Output rose 0.4 percent from the previous month, the Office for National Statistics said today in London. Economists predicted a 0.1 percent drop, according to the median of 25 forecasts in a Bloomberg News survey. Factory production is down 11.7 percent from a year ago.

The Bank of England will decide tomorrow whether to expand its 125 billion-pound ($212 billion) money-printing program as policy makers assess if the economy has received enough stimulus to entrench a recovery. Reports today showed consumer confidence rose and house prices rebounded in July, and a factory survey released this week showed growth for the first time in a year.

“Things are probably stabilizing, though manufacturers are still in a fragile position,” said Howard Archer, an economist at IHS Global Insight in London. “It’s going to be an exceptionally close call on whether to extend the asset purchase program.”

Of the 13 categories of manufacturing, nine rose on the month, three fell and one was unchanged, the statistics office said. Production of motor vehicles led the increase, with a 13.5 percent gain, followed by office equipment and computers.

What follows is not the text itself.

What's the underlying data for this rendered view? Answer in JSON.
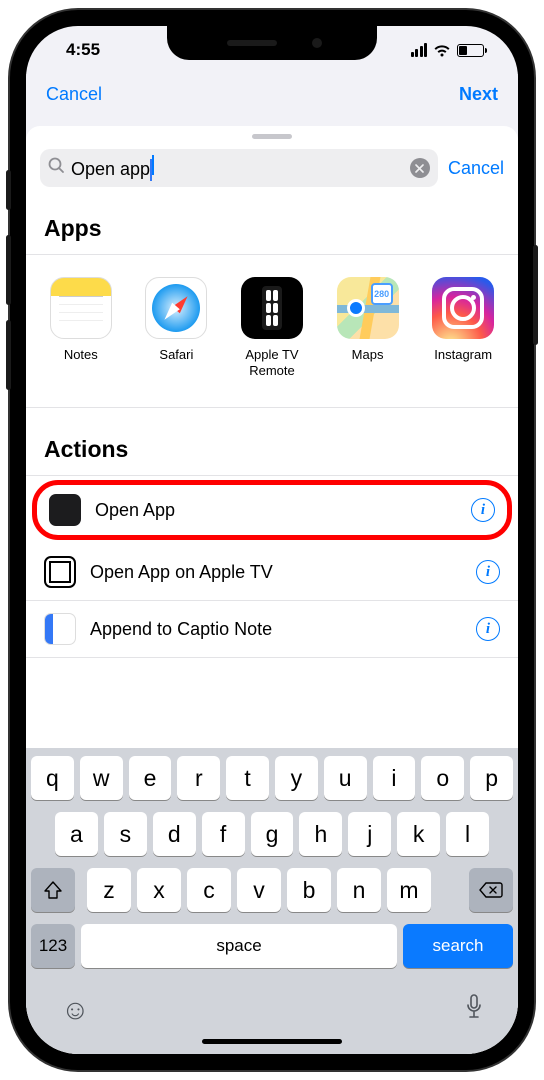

Pound Decline
Business Secretary Peter Mandelson said July 28 the pound’s decline over the past year is helping the economy return to growth. The U.K. currency is down 11 percent in the past 12 months against a basket of currencies from the U.K.’s major trading partners. The pound traded close to a nine-month high against the dollar today at $1.6917 as of 8:51 a.m. in London.

Glasgow, Scotland-based Weir Group Plc, the world’s biggest maker of pumps for the mining industry, said yesterday full-year earnings will be at the top end of its own estimates as currency movements boost sales.

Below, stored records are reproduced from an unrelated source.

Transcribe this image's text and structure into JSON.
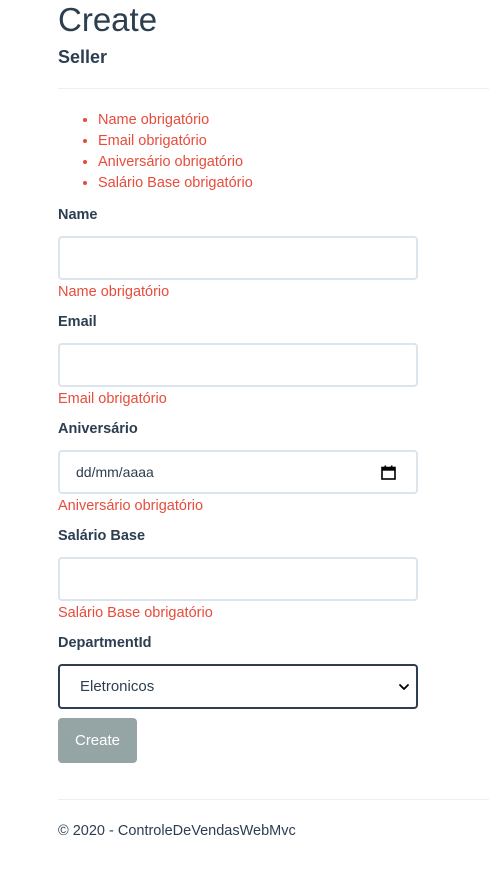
{
  "header": {
    "title": "Create",
    "subtitle": "Seller"
  },
  "validation_summary": [
    "Name obrigatório",
    "Email obrigatório",
    "Aniversário obrigatório",
    "Salário Base obrigatório"
  ],
  "form": {
    "name": {
      "label": "Name",
      "value": "",
      "error": "Name obrigatório"
    },
    "email": {
      "label": "Email",
      "value": "",
      "error": "Email obrigatório"
    },
    "birthday": {
      "label": "Aniversário",
      "placeholder": "dd/mm/aaaa",
      "error": "Aniversário obrigatório",
      "icon": "calendar-icon"
    },
    "base_salary": {
      "label": "Salário Base",
      "value": "",
      "error": "Salário Base obrigatório"
    },
    "department": {
      "label": "DepartmentId",
      "selected": "Eletronicos",
      "icon": "chevron-down-icon"
    },
    "submit_label": "Create"
  },
  "footer": {
    "text": "© 2020 - ControleDeVendasWebMvc"
  },
  "colors": {
    "text": "#2c3e50",
    "error": "#e74c3c",
    "button_bg": "#95a5a6",
    "input_border": "#dce4ec",
    "select_border": "#2c3e50"
  }
}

The government has established a so-called scrappage program to encourage consumers to trade in old motor vehicles in return for a 2,000-pound subsidy for the purchase of new ones.

Motor vehicle production has dropped 42.8 percent in the second quarter from a year earlier after the recession savaged demand for cars, today’s figures showed.

GKN Plc, the U.K. maker of car parts for BMW and aircraft components for Airbus SAS, said yesterday it will cut 1,100 more jobs in the next 12 months and said it’s looking at further reductions to bolster earnings as auto sales decline.

Factory Survey
Survey evidence suggests manufacturing may strengthen further. A gauge of factory output by Markit and the Chartered Institute of Purchasing and Supply increased to 50.8 last month from 47.4 in June. Readings above 50 indicate expansion.

Overall industrial production, which includes mining, quarrying, utilities, oil and gas, rose 0.5 percent on the month in June, the most since October 2007, the statistics office said today. On the year, it fell 11.1 percent.

The economy may also be strengthening in other industries. House prices increased 1.1 percent on the month, Lloyds Banking Group Plc’s Halifax division said today. Consumer confidence rose 1 point last month to 60, the highest level in more than a year, Nationwide Building Society said.

Central bank policy makers will announce their decision on whether to expand the bond-purchase plan at noon tomorrow in London. Twenty-one of 44 economists in a Bloomberg News survey said the bank won’t spend more, while the remainder said it will spend at least the final 25 billion pounds authorized by Chancellor of the Exchequer Alistair Darling.